• What to do
Restate every line of the data word for word, except for the images.

• Component data from apps and pages

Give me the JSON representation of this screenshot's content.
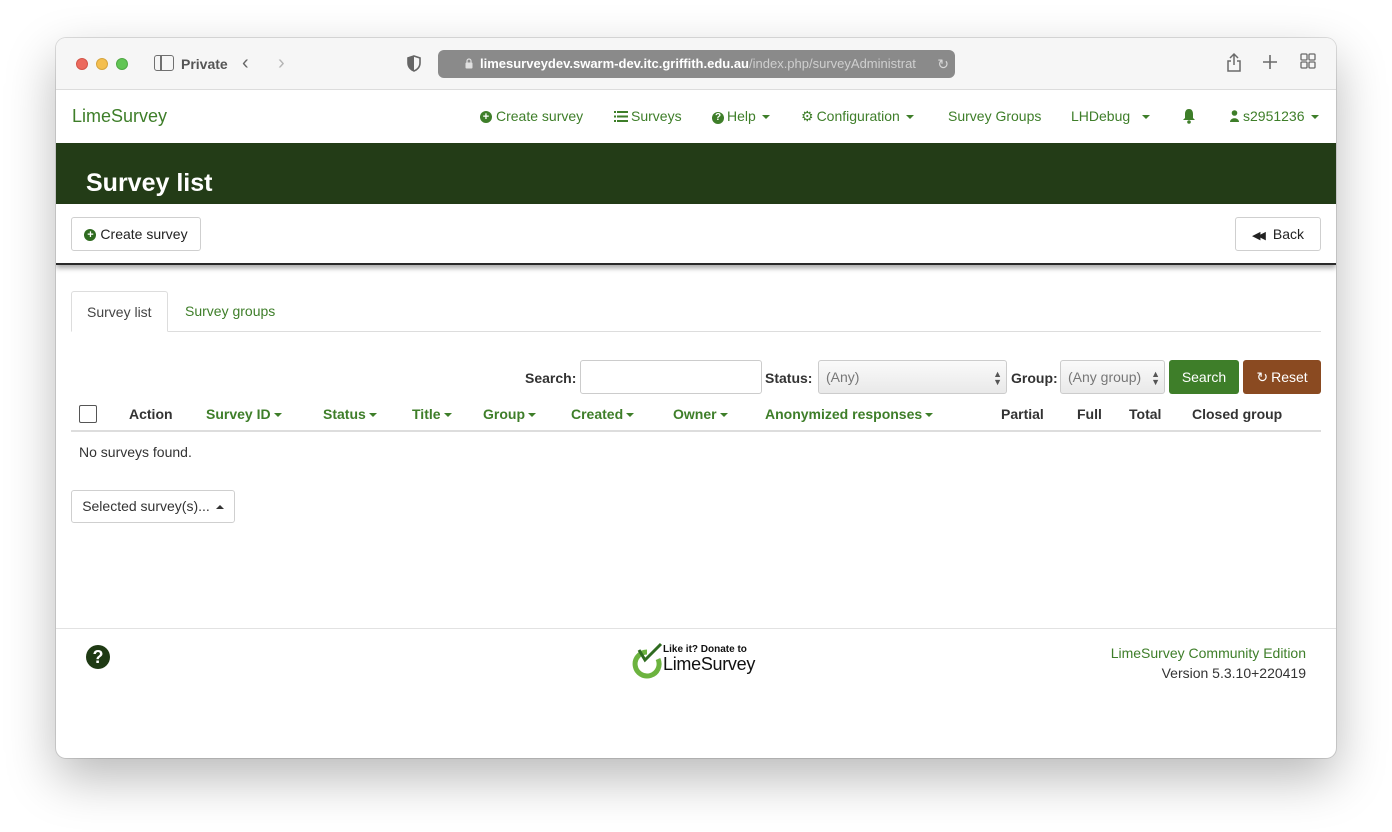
{
  "browser": {
    "private_label": "Private",
    "url_host": "limesurveydev.swarm-dev.itc.griffith.edu.au",
    "url_path": "/index.php/surveyAdministrat"
  },
  "navbar": {
    "brand": "LimeSurvey",
    "items": {
      "create_survey": "Create survey",
      "surveys": "Surveys",
      "help": "Help",
      "configuration": "Configuration",
      "survey_groups": "Survey Groups",
      "debug": "LHDebug",
      "user": "s2951236"
    }
  },
  "page": {
    "title": "Survey list"
  },
  "toolbar": {
    "create_label": "Create survey",
    "back_label": "Back"
  },
  "tabs": [
    {
      "label": "Survey list",
      "active": true
    },
    {
      "label": "Survey groups",
      "active": false
    }
  ],
  "filters": {
    "search_label": "Search:",
    "search_value": "",
    "status_label": "Status:",
    "status_value": "(Any)",
    "group_label": "Group:",
    "group_value": "(Any group)",
    "search_button": "Search",
    "reset_button": "Reset"
  },
  "table": {
    "columns": {
      "action": "Action",
      "survey_id": "Survey ID",
      "status": "Status",
      "title": "Title",
      "group": "Group",
      "created": "Created",
      "owner": "Owner",
      "anonymized": "Anonymized responses",
      "partial": "Partial",
      "full": "Full",
      "total": "Total",
      "closed_group": "Closed group"
    },
    "empty_message": "No surveys found.",
    "selected_button": "Selected survey(s)..."
  },
  "footer": {
    "donate_top": "Like it? Donate to",
    "donate_bottom": "LimeSurvey",
    "edition": "LimeSurvey Community Edition",
    "version": "Version 5.3.10+220419"
  },
  "colors": {
    "accent_green": "#3e7e29",
    "header_dark_green": "#233c17",
    "reset_brown": "#8a4a21"
  }
}
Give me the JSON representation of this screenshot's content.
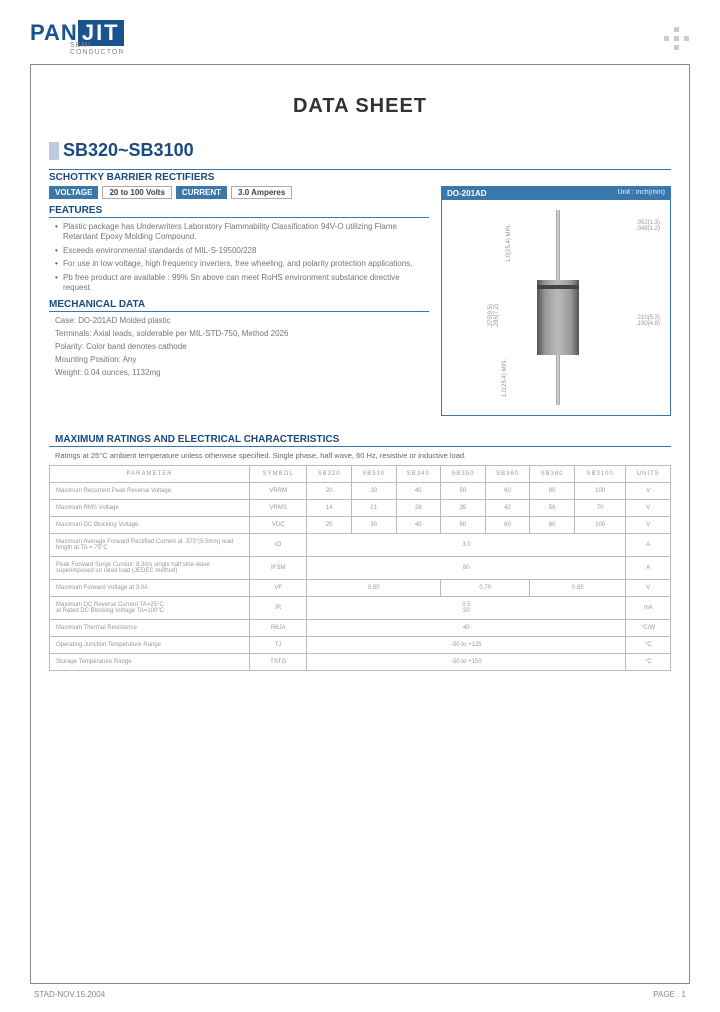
{
  "logo": {
    "part1": "PAN",
    "part2": "JIT",
    "sub": "SEMI\nCONDUCTOR"
  },
  "doc_title": "DATA  SHEET",
  "part_number": "SB320~SB3100",
  "subtitle": "SCHOTTKY BARRIER RECTIFIERS",
  "voltage_label": "VOLTAGE",
  "voltage_value": "20 to 100 Volts",
  "current_label": "CURRENT",
  "current_value": "3.0 Amperes",
  "features_hdr": "FEATURES",
  "features": [
    "Plastic package has Underwriters Laboratory Flammability Classification 94V-O utilizing Flame Retardant Epoxy Molding Compound.",
    "Exceeds environmental standards of MIL-S-19500/228",
    "For use in low voltage, high frequency inverters, free wheeling, and polarity protection applications.",
    "Pb free product are available : 99% Sn above can meet RoHS environment substance directive request."
  ],
  "mech_hdr": "MECHANICAL DATA",
  "mech": {
    "case": "Case: DO-201AD Molded plastic",
    "terminals": "Terminals: Axial leads, solderable per MIL-STD-750, Method 2026",
    "polarity": "Polarity:  Color band denotes cathode",
    "mounting": "Mounting Position: Any",
    "weight": "Weight: 0.04 ounces, 1132mg"
  },
  "pkg": {
    "title": "DO-201AD",
    "unit": "Unit : inch(mm)"
  },
  "pkg_dims": {
    "lead_dia": ".052(1.3)\n.048(1.2)",
    "lead_len": "1.0(25.4) MIN.",
    "body_len": ".375(9.5)\n.285(7.2)",
    "lead_len2": "1.0(25.4) MIN.",
    "body_dia": ".210(5.3)\n.190(4.8)"
  },
  "ratings_title": "MAXIMUM RATINGS AND ELECTRICAL CHARACTERISTICS",
  "ratings_note": "Ratings at 25°C ambient temperature unless otherwise specified.  Single phase, half wave, 60 Hz, resistive or inductive load.",
  "chart_data": {
    "type": "table",
    "columns": [
      "PARAMETER",
      "SYMBOL",
      "SB320",
      "SB330",
      "SB340",
      "SB350",
      "SB360",
      "SB380",
      "SB3100",
      "UNITS"
    ],
    "rows": [
      {
        "param": "Maximum Recurrent Peak Reverse Voltage",
        "symbol": "VRRM",
        "v": [
          "20",
          "30",
          "40",
          "50",
          "60",
          "80",
          "100"
        ],
        "unit": "V"
      },
      {
        "param": "Maximum RMS Voltage",
        "symbol": "VRMS",
        "v": [
          "14",
          "21",
          "28",
          "35",
          "42",
          "56",
          "70"
        ],
        "unit": "V"
      },
      {
        "param": "Maximum DC Blocking Voltage",
        "symbol": "VDC",
        "v": [
          "20",
          "30",
          "40",
          "50",
          "60",
          "80",
          "100"
        ],
        "unit": "V"
      },
      {
        "param": "Maximum Average Forward Rectified Current at .375\"(9.5mm) lead length at TA = 75°C",
        "symbol": "IO",
        "span": "3.0",
        "unit": "A"
      },
      {
        "param": "Peak Forward Surge Current: 8.3ms single half sine-wave superimposed on rated load (JEDEC method)",
        "symbol": "IFSM",
        "span": "80",
        "unit": "A"
      },
      {
        "param": "Maximum Forward Voltage at 3.0A",
        "symbol": "VF",
        "v3": [
          "0.50",
          "0.70",
          "0.85"
        ],
        "unit": "V"
      },
      {
        "param": "Maximum DC Reverse Current TA=25°C\nat Rated DC Blocking Voltage TA=100°C",
        "symbol": "IR",
        "span": "0.5\n20",
        "unit": "mA"
      },
      {
        "param": "Maximum Thermal Resistance",
        "symbol": "RθJA",
        "span": "40",
        "unit": "°C/W"
      },
      {
        "param": "Operating Junction Temperature Range",
        "symbol": "TJ",
        "span": "-50 to +125",
        "unit": "°C"
      },
      {
        "param": "Storage Temperature Range",
        "symbol": "TSTG",
        "span": "-50 to +150",
        "unit": "°C"
      }
    ]
  },
  "footer": {
    "left": "STAD-NOV.15.2004",
    "right": "PAGE  .  1"
  }
}
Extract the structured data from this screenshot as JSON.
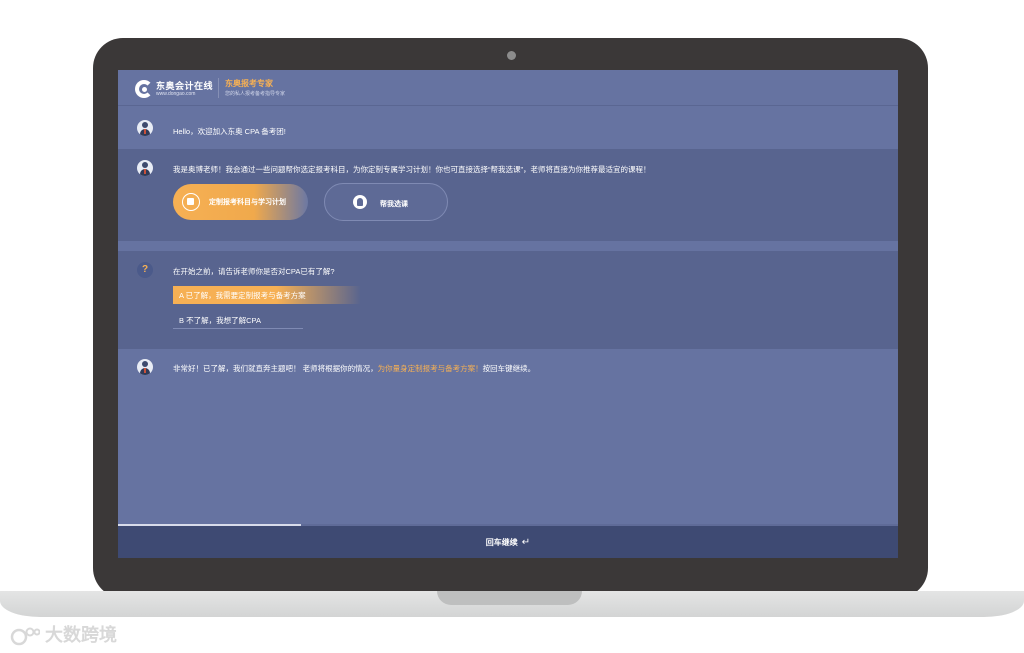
{
  "header": {
    "logo_text": "东奥会计在线",
    "logo_url": "www.dongao.com",
    "brand_title": "东奥报考专家",
    "brand_subtitle": "您的私人报考备考指导专家"
  },
  "messages": {
    "greeting": "Hello，欢迎加入东奥 CPA 备考团!",
    "intro": "我是奥博老师！我会通过一些问题帮你选定报考科目，为你定制专属学习计划！你也可直接选择“帮我选课”，老师将直接为你推荐最适宜的课程！",
    "question": "在开始之前，请告诉老师你是否对CPA已有了解?",
    "reply_prefix": "非常好！已了解，我们就直奔主题吧！ 老师将根据你的情况，",
    "reply_highlight": "为你量身定制报考与备考方案！",
    "reply_suffix": "按回车键继续。"
  },
  "actions": {
    "primary_label": "定制报考科目与学习计划",
    "secondary_label": "帮我选课"
  },
  "options": {
    "a": "A 已了解，我需要定制报考与备考方案",
    "b": "B 不了解，我想了解CPA"
  },
  "footer": {
    "continue_label": "回车继续",
    "enter_symbol": "↵",
    "progress_fraction": 0.235
  },
  "watermark": {
    "text": "大数跨境"
  },
  "colors": {
    "accent": "#f6b054",
    "screen_bg": "#6673a1",
    "panel_dark": "#58648f",
    "footer_bg": "#3e4a73",
    "laptop": "#3b3838"
  }
}
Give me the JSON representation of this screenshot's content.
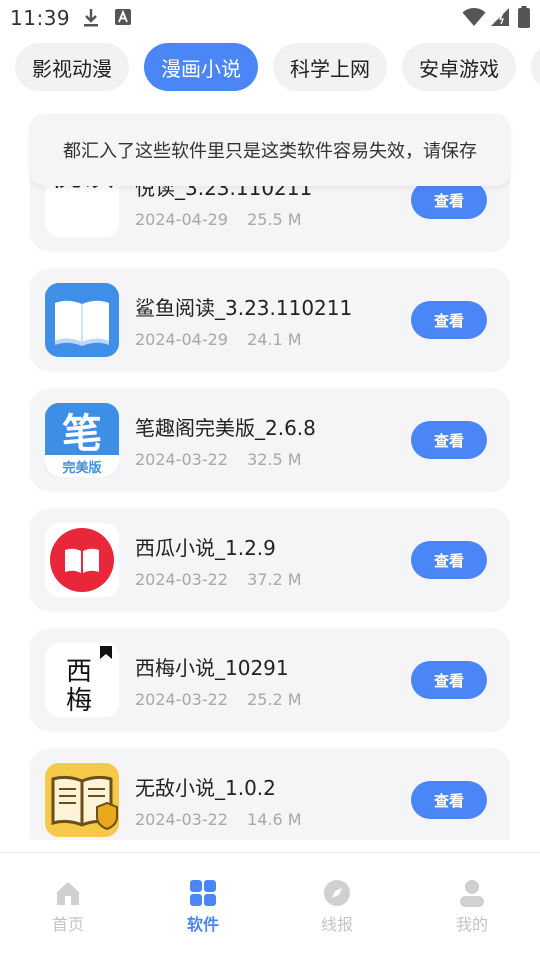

• Your response
Give me the JSON representation of this screenshot's content.
{
  "browser": {
    "private_label": "Private",
    "url_host": "limesurveydev.swarm-dev.itc.griffith.edu.au",
    "url_path": "/index.php/surveyAdministrat"
  },
  "navbar": {
    "brand": "LimeSurvey",
    "items": {
      "create_survey": "Create survey",
      "surveys": "Surveys",
      "help": "Help",
      "configuration": "Configuration",
      "survey_groups": "Survey Groups",
      "debug": "LHDebug",
      "user": "s2951236"
    }
  },
  "page": {
    "title": "Survey list"
  },
  "toolbar": {
    "create_label": "Create survey",
    "back_label": "Back"
  },
  "tabs": [
    {
      "label": "Survey list",
      "active": true
    },
    {
      "label": "Survey groups",
      "active": false
    }
  ],
  "filters": {
    "search_label": "Search:",
    "search_value": "",
    "status_label": "Status:",
    "status_value": "(Any)",
    "group_label": "Group:",
    "group_value": "(Any group)",
    "search_button": "Search",
    "reset_button": "Reset"
  },
  "table": {
    "columns": {
      "action": "Action",
      "survey_id": "Survey ID",
      "status": "Status",
      "title": "Title",
      "group": "Group",
      "created": "Created",
      "owner": "Owner",
      "anonymized": "Anonymized responses",
      "partial": "Partial",
      "full": "Full",
      "total": "Total",
      "closed_group": "Closed group"
    },
    "empty_message": "No surveys found.",
    "selected_button": "Selected survey(s)..."
  },
  "footer": {
    "donate_top": "Like it? Donate to",
    "donate_bottom": "LimeSurvey",
    "edition": "LimeSurvey Community Edition",
    "version": "Version 5.3.10+220419"
  },
  "colors": {
    "accent_green": "#3e7e29",
    "header_dark_green": "#233c17",
    "reset_brown": "#8a4a21"
  }
}
Give me the JSON representation of this screenshot's content.
{
  "logo": {
    "part1": "PAN",
    "part2": "JIT",
    "sub": "SEMI\nCONDUCTOR"
  },
  "doc_title": "DATA  SHEET",
  "part_number": "SB320~SB3100",
  "subtitle": "SCHOTTKY BARRIER RECTIFIERS",
  "voltage_label": "VOLTAGE",
  "voltage_value": "20 to 100 Volts",
  "current_label": "CURRENT",
  "current_value": "3.0 Amperes",
  "features_hdr": "FEATURES",
  "features": [
    "Plastic package has Underwriters Laboratory Flammability Classification 94V-O utilizing Flame Retardant Epoxy Molding Compound.",
    "Exceeds environmental standards of MIL-S-19500/228",
    "For use in low voltage, high frequency inverters, free wheeling, and polarity protection applications.",
    "Pb free product are available : 99% Sn above can meet RoHS environment substance directive request."
  ],
  "mech_hdr": "MECHANICAL DATA",
  "mech": {
    "case": "Case: DO-201AD Molded plastic",
    "terminals": "Terminals: Axial leads, solderable per MIL-STD-750, Method 2026",
    "polarity": "Polarity:  Color band denotes cathode",
    "mounting": "Mounting Position: Any",
    "weight": "Weight: 0.04 ounces, 1132mg"
  },
  "pkg": {
    "title": "DO-201AD",
    "unit": "Unit : inch(mm)"
  },
  "pkg_dims": {
    "lead_dia": ".052(1.3)\n.048(1.2)",
    "lead_len": "1.0(25.4) MIN.",
    "body_len": ".375(9.5)\n.285(7.2)",
    "lead_len2": "1.0(25.4) MIN.",
    "body_dia": ".210(5.3)\n.190(4.8)"
  },
  "ratings_title": "MAXIMUM RATINGS AND ELECTRICAL CHARACTERISTICS",
  "ratings_note": "Ratings at 25°C ambient temperature unless otherwise specified.  Single phase, half wave, 60 Hz, resistive or inductive load.",
  "chart_data": {
    "type": "table",
    "columns": [
      "PARAMETER",
      "SYMBOL",
      "SB320",
      "SB330",
      "SB340",
      "SB350",
      "SB360",
      "SB380",
      "SB3100",
      "UNITS"
    ],
    "rows": [
      {
        "param": "Maximum Recurrent Peak Reverse Voltage",
        "symbol": "VRRM",
        "v": [
          "20",
          "30",
          "40",
          "50",
          "60",
          "80",
          "100"
        ],
        "unit": "V"
      },
      {
        "param": "Maximum RMS Voltage",
        "symbol": "VRMS",
        "v": [
          "14",
          "21",
          "28",
          "35",
          "42",
          "56",
          "70"
        ],
        "unit": "V"
      },
      {
        "param": "Maximum DC Blocking Voltage",
        "symbol": "VDC",
        "v": [
          "20",
          "30",
          "40",
          "50",
          "60",
          "80",
          "100"
        ],
        "unit": "V"
      },
      {
        "param": "Maximum Average Forward Rectified Current at .375\"(9.5mm) lead length at TA = 75°C",
        "symbol": "IO",
        "span": "3.0",
        "unit": "A"
      },
      {
        "param": "Peak Forward Surge Current: 8.3ms single half sine-wave superimposed on rated load (JEDEC method)",
        "symbol": "IFSM",
        "span": "80",
        "unit": "A"
      },
      {
        "param": "Maximum Forward Voltage at 3.0A",
        "symbol": "VF",
        "v3": [
          "0.50",
          "0.70",
          "0.85"
        ],
        "unit": "V"
      },
      {
        "param": "Maximum DC Reverse Current TA=25°C\nat Rated DC Blocking Voltage TA=100°C",
        "symbol": "IR",
        "span": "0.5\n20",
        "unit": "mA"
      },
      {
        "param": "Maximum Thermal Resistance",
        "symbol": "RθJA",
        "span": "40",
        "unit": "°C/W"
      },
      {
        "param": "Operating Junction Temperature Range",
        "symbol": "TJ",
        "span": "-50 to +125",
        "unit": "°C"
      },
      {
        "param": "Storage Temperature Range",
        "symbol": "TSTG",
        "span": "-50 to +150",
        "unit": "°C"
      }
    ]
  },
  "footer": {
    "left": "STAD-NOV.15.2004",
    "right": "PAGE  .  1"
  }
}
Extract the structured data from this screenshot as JSON.
{
  "header": {
    "logo_text": "东奥会计在线",
    "logo_url": "www.dongao.com",
    "brand_title": "东奥报考专家",
    "brand_subtitle": "您的私人报考备考指导专家"
  },
  "messages": {
    "greeting": "Hello，欢迎加入东奥 CPA 备考团!",
    "intro": "我是奥博老师！我会通过一些问题帮你选定报考科目，为你定制专属学习计划！你也可直接选择“帮我选课”，老师将直接为你推荐最适宜的课程！",
    "question": "在开始之前，请告诉老师你是否对CPA已有了解?",
    "reply_prefix": "非常好！已了解，我们就直奔主题吧！ 老师将根据你的情况，",
    "reply_highlight": "为你量身定制报考与备考方案！",
    "reply_suffix": "按回车键继续。"
  },
  "actions": {
    "primary_label": "定制报考科目与学习计划",
    "secondary_label": "帮我选课"
  },
  "options": {
    "a": "A 已了解，我需要定制报考与备考方案",
    "b": "B 不了解，我想了解CPA"
  },
  "footer": {
    "continue_label": "回车继续",
    "enter_symbol": "↵",
    "progress_fraction": 0.235
  },
  "watermark": {
    "text": "大数跨境"
  },
  "colors": {
    "accent": "#f6b054",
    "screen_bg": "#6673a1",
    "panel_dark": "#58648f",
    "footer_bg": "#3e4a73",
    "laptop": "#3b3838"
  }
}
Give me the JSON representation of this screenshot's content.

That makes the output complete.